(WHAT YOU SHOULD DO) The expected output is the full data, repeated exactly, without pictures.
· · · · ·
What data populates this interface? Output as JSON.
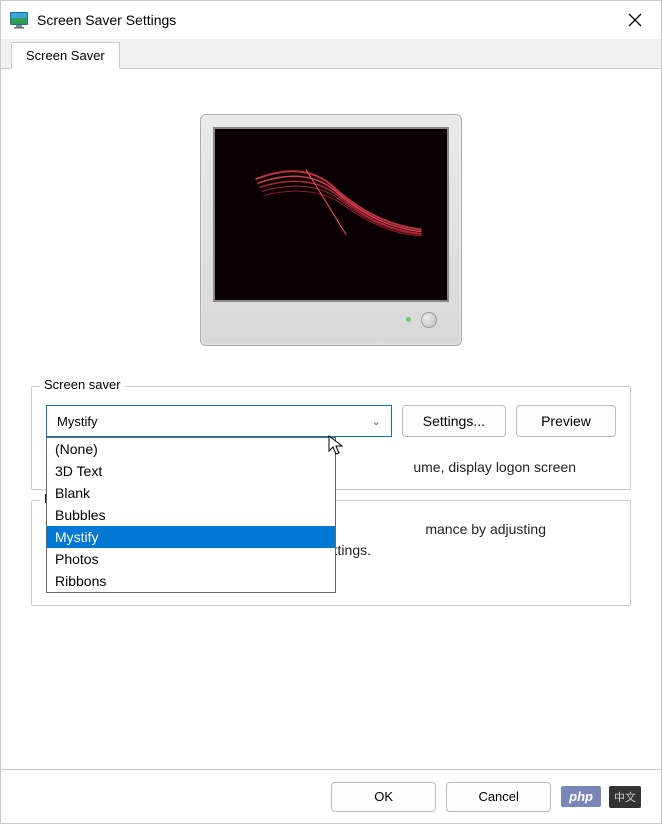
{
  "window": {
    "title": "Screen Saver Settings"
  },
  "tabs": {
    "main": "Screen Saver"
  },
  "screensaver": {
    "group_label": "Screen saver",
    "selected": "Mystify",
    "settings_btn": "Settings...",
    "preview_btn": "Preview",
    "options": {
      "o0": "(None)",
      "o1": "3D Text",
      "o2": "Blank",
      "o3": "Bubbles",
      "o4": "Mystify",
      "o5": "Photos",
      "o6": "Ribbons"
    },
    "resume_text_fragment": "ume, display logon screen"
  },
  "power": {
    "label_prefix": "P",
    "line1_fragment": "mance by adjusting",
    "line2_fragment": "settings.",
    "link": "Change power settings"
  },
  "buttons": {
    "ok": "OK",
    "cancel": "Cancel"
  },
  "badge": {
    "php": "php",
    "cn": "中文"
  }
}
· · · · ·
(REPLY TO THE TASK)
What data populates this interface? Output as JSON.
{
  "window": {
    "title": "Screen Saver Settings"
  },
  "tabs": {
    "main": "Screen Saver"
  },
  "screensaver": {
    "group_label": "Screen saver",
    "selected": "Mystify",
    "settings_btn": "Settings...",
    "preview_btn": "Preview",
    "options": {
      "o0": "(None)",
      "o1": "3D Text",
      "o2": "Blank",
      "o3": "Bubbles",
      "o4": "Mystify",
      "o5": "Photos",
      "o6": "Ribbons"
    },
    "resume_text_fragment": "ume, display logon screen"
  },
  "power": {
    "label_prefix": "P",
    "line1_fragment": "mance by adjusting",
    "line2_fragment": "settings.",
    "link": "Change power settings"
  },
  "buttons": {
    "ok": "OK",
    "cancel": "Cancel"
  },
  "badge": {
    "php": "php",
    "cn": "中文"
  }
}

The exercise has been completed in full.